RFG POV: Most vendors note the difficulties that lie ahead over the next few quarters due to Euro zone problems, a slowdown in China, and a weak economy in North America as well as fears over oil prices and Middle East crisis. How well enterprises will do will depend upon the sector(s) they are in, the geographies they serve, and the agility and innovation of the firm. IBM, which has huge backlogs, is able to plow forward through the good times and bad. Its STG products continue to fluctuate depending upon age of the systems but overall IBM is on track to deliver against its five year growth plan. On the other hand, Infosys is failing to keep up with some of its outsourcing competitors and may be running into a management of growth problem.

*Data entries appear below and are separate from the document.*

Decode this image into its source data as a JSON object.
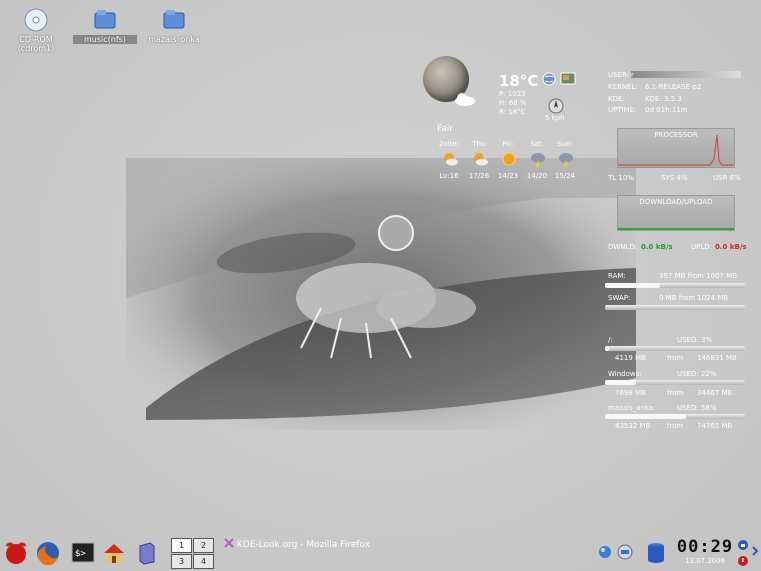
{
  "desktop": {
    "icons": [
      {
        "label": "CD-ROM\n(cdrom1)"
      },
      {
        "label": "music(nfs)"
      },
      {
        "label": "mazais_onka"
      }
    ]
  },
  "weather": {
    "temp": "18°C",
    "pressure": "P: 1023",
    "humidity": "H: 68 %",
    "realfeel": "R: 18°C",
    "wind": "5 kph",
    "condition": "Fair",
    "forecast": [
      {
        "day": "2nite:",
        "temps": "Lo:16"
      },
      {
        "day": "Thu:",
        "temps": "17/26"
      },
      {
        "day": "Fri:",
        "temps": "14/23"
      },
      {
        "day": "Sat:",
        "temps": "14/20"
      },
      {
        "day": "Sun:",
        "temps": "15/24"
      }
    ]
  },
  "sysinfo": {
    "user_label": "USER:",
    "user_value": "r",
    "kernel_label": "KERNEL:",
    "kernel_value": "6.1-RELEASE-p2",
    "kde_label": "KDE:",
    "kde_value": "KDE: 3.5.3",
    "uptime_label": "UPTIME:",
    "uptime_value": "0d  01h:11m",
    "processor_title": "PROCESSOR",
    "tl": "TL 10%",
    "sys": "SYS 4%",
    "usr": "USR 6%",
    "download_title": "DOWNLOAD/UPLOAD",
    "dwnld_label": "DWNLD:",
    "dwnld_value": "0.0 kB/s",
    "upld_label": "UPLD:",
    "upld_value": "0.0 kB/s",
    "ram_label": "RAM:",
    "ram_value": "397 MB from 1007 MB",
    "ram_frac": 0.39,
    "swap_label": "SWAP:",
    "swap_value": "0 MB from 1024 MB",
    "swap_frac": 0.0,
    "disks": [
      {
        "name": "/:",
        "used": "USED: 3%",
        "a": "4119 MB",
        "from": "from",
        "b": "146831 MB",
        "frac": 0.03
      },
      {
        "name": "Windows:",
        "used": "USED: 22%",
        "a": "7698 MB",
        "from": "from",
        "b": "34467 MB",
        "frac": 0.22
      },
      {
        "name": "mazais_onka:",
        "used": "USED: 58%",
        "a": "43532 MB",
        "from": "from",
        "b": "74765 MB",
        "frac": 0.58
      }
    ]
  },
  "taskbar": {
    "pager": [
      "1",
      "2",
      "3",
      "4"
    ],
    "task_title": "KDE-Look.org - Mozilla Firefox",
    "clock_time": "00:29",
    "clock_date": "13.07.2006"
  }
}
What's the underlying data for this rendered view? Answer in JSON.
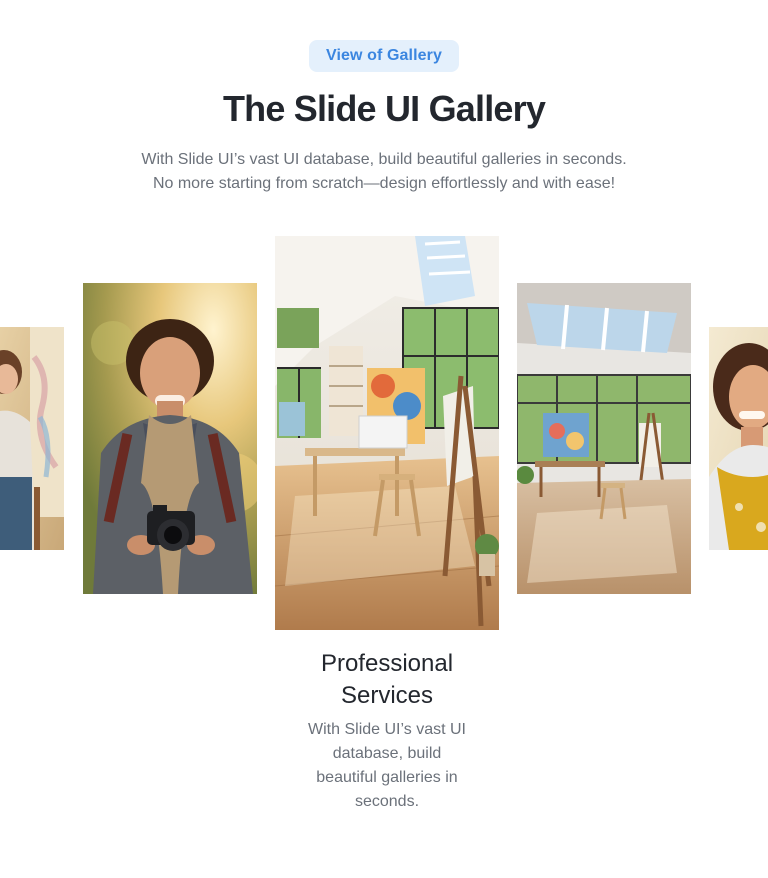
{
  "badge": {
    "label": "View of Gallery"
  },
  "header": {
    "title": "The Slide UI Gallery",
    "subtitle_lines": [
      "With Slide UI’s vast UI database, build beautiful galleries in seconds.",
      "No more starting from scratch—design effortlessly and with ease!"
    ]
  },
  "gallery": {
    "active_card": {
      "title_lines": [
        "Professional",
        "Services"
      ],
      "description_lines": [
        "With Slide UI’s vast UI",
        "database, build",
        "beautiful galleries in",
        "seconds."
      ]
    },
    "slides": [
      {
        "image": "painter-woman-photo"
      },
      {
        "image": "photographer-man-photo"
      },
      {
        "image": "art-studio-photo"
      },
      {
        "image": "art-studio-skylight-photo"
      },
      {
        "image": "smiling-artist-woman-photo"
      }
    ]
  }
}
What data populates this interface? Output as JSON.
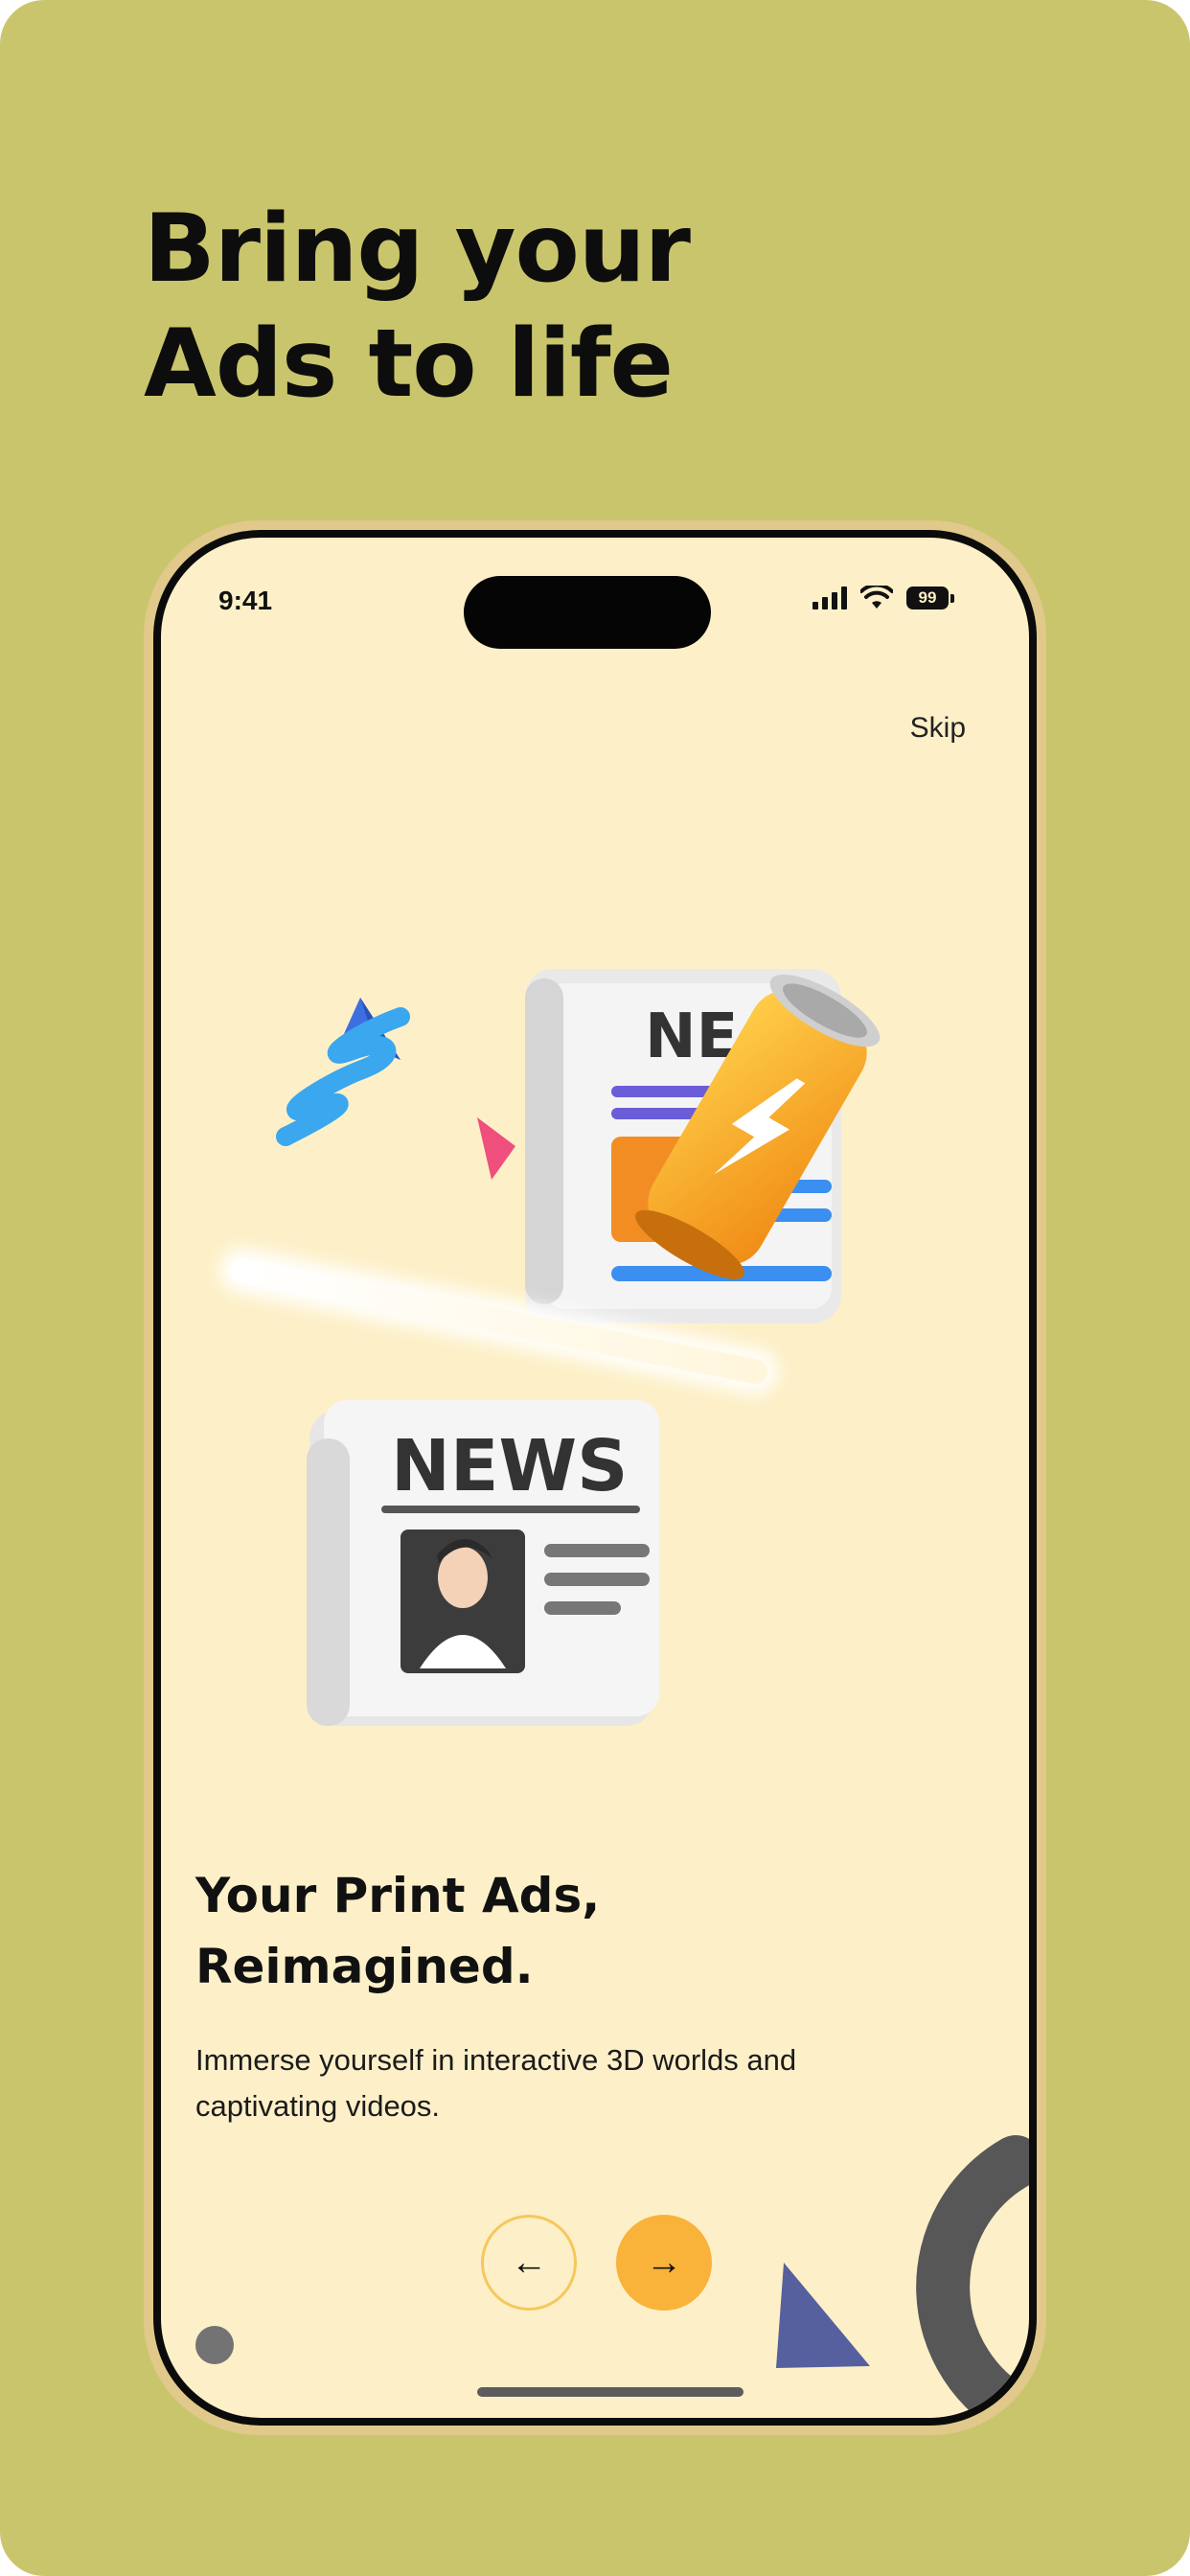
{
  "promo": {
    "headline_line1": "Bring your",
    "headline_line2": "Ads to life"
  },
  "status_bar": {
    "time": "9:41",
    "battery": "99"
  },
  "onboarding": {
    "skip_label": "Skip",
    "title_line1": "Your Print Ads,",
    "title_line2": "Reimagined.",
    "description": "Immerse yourself in interactive 3D worlds and captivating videos.",
    "newspaper_back_text": "NE",
    "newspaper_front_text": "NEWS",
    "prev_icon": "arrow-left-icon",
    "next_icon": "arrow-right-icon",
    "prev_glyph": "←",
    "next_glyph": "→"
  },
  "colors": {
    "background": "#c9c56c",
    "screen": "#fdf0c8",
    "accent": "#f9b23a"
  }
}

The drop in its utilization levels is a further indication that backlog and revenue management is not mapping to usage at the desired mix. Thus, while this is an overall corporate issue, the company still maintains tremendous customer loyalty and repeat business rate. In that the company is seeing weakness in most of its markets, IT executives should be more aggressive in negotiating blended rates and the overall deal. Microsoft marches on and continues to grow its enterprise businesses. The Windows business is impacted by the decline in PC sales (and growth in the Apple Inc. iPad market). There is the perception that enterprise business will improve when Windows 8 comes out later this year but that is unlikely. While slightly more than 50 percent of enterprises are on Windows 7, the other half are on Vista and XP. It takes years before companies migrate to new releases and the move to Windows 8, in that it is designed more for the personal world and tablets than the business world, most likely will not happen for most companies. RFG expects the majority of firms will wait for Windows 9. However, RFG does expect Skype and Yammer to be leverageable in the enterprise space but it is unclear whether or not Microsoft can leverage these cloud services to get organizations to move to its other cloud offerings. IT executives will continue to have more and more business platform alternatives available to them and therefore should not feel locked into Microsoft. Given that, IT executives should carefully analyze their business software requirements and negotiate for the best deals. Since Microsoft pricing can be complex and expensive, IT executives should consider using outside assistance (from RFG or elsewhere) to simplify the experience and obtain the best contractual prices and terms.